◆ **EXERCISE OBJECTIVE**
Your task is to show every line in the listing below that includes "title".
==*==
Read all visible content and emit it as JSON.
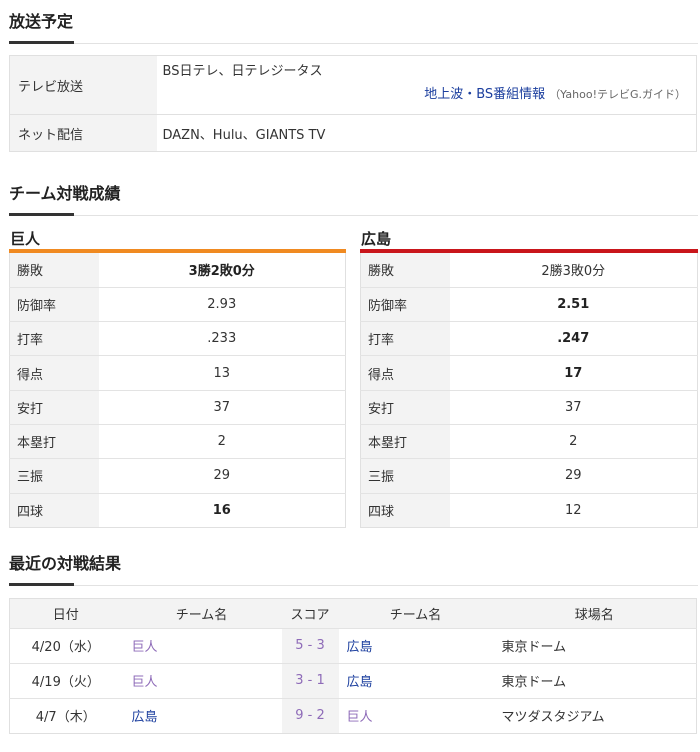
{
  "broadcast": {
    "title": "放送予定",
    "tv_label": "テレビ放送",
    "tv_value": "BS日テレ、日テレジータス",
    "guide_link": "地上波・BS番組情報",
    "guide_source": "（Yahoo!テレビG.ガイド）",
    "net_label": "ネット配信",
    "net_value": "DAZN、Hulu、GIANTS TV"
  },
  "stats": {
    "title": "チーム対戦成績",
    "teams": [
      {
        "name": "巨人",
        "color": "#f08a21",
        "rows": [
          {
            "label": "勝敗",
            "value": "3勝2敗0分",
            "bold": true
          },
          {
            "label": "防御率",
            "value": "2.93",
            "bold": false
          },
          {
            "label": "打率",
            "value": ".233",
            "bold": false
          },
          {
            "label": "得点",
            "value": "13",
            "bold": false
          },
          {
            "label": "安打",
            "value": "37",
            "bold": false
          },
          {
            "label": "本塁打",
            "value": "2",
            "bold": false
          },
          {
            "label": "三振",
            "value": "29",
            "bold": false
          },
          {
            "label": "四球",
            "value": "16",
            "bold": true
          }
        ]
      },
      {
        "name": "広島",
        "color": "#c9161b",
        "rows": [
          {
            "label": "勝敗",
            "value": "2勝3敗0分",
            "bold": false
          },
          {
            "label": "防御率",
            "value": "2.51",
            "bold": true
          },
          {
            "label": "打率",
            "value": ".247",
            "bold": true
          },
          {
            "label": "得点",
            "value": "17",
            "bold": true
          },
          {
            "label": "安打",
            "value": "37",
            "bold": false
          },
          {
            "label": "本塁打",
            "value": "2",
            "bold": false
          },
          {
            "label": "三振",
            "value": "29",
            "bold": false
          },
          {
            "label": "四球",
            "value": "12",
            "bold": false
          }
        ]
      }
    ]
  },
  "results": {
    "title": "最近の対戦結果",
    "headers": [
      "日付",
      "チーム名",
      "スコア",
      "チーム名",
      "球場名"
    ],
    "rows": [
      {
        "date": "4/20（水）",
        "team1": "巨人",
        "team1_win": false,
        "score": "5 - 3",
        "team2": "広島",
        "team2_win": true,
        "stadium": "東京ドーム"
      },
      {
        "date": "4/19（火）",
        "team1": "巨人",
        "team1_win": false,
        "score": "3 - 1",
        "team2": "広島",
        "team2_win": true,
        "stadium": "東京ドーム"
      },
      {
        "date": "4/7（木）",
        "team1": "広島",
        "team1_win": true,
        "score": "9 - 2",
        "team2": "巨人",
        "team2_win": false,
        "stadium": "マツダスタジアム"
      }
    ]
  }
}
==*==
◆ **TASK RESULT**
    "title": "放送予定",
    "title": "チーム対戦成績",
    "title": "最近の対戦結果",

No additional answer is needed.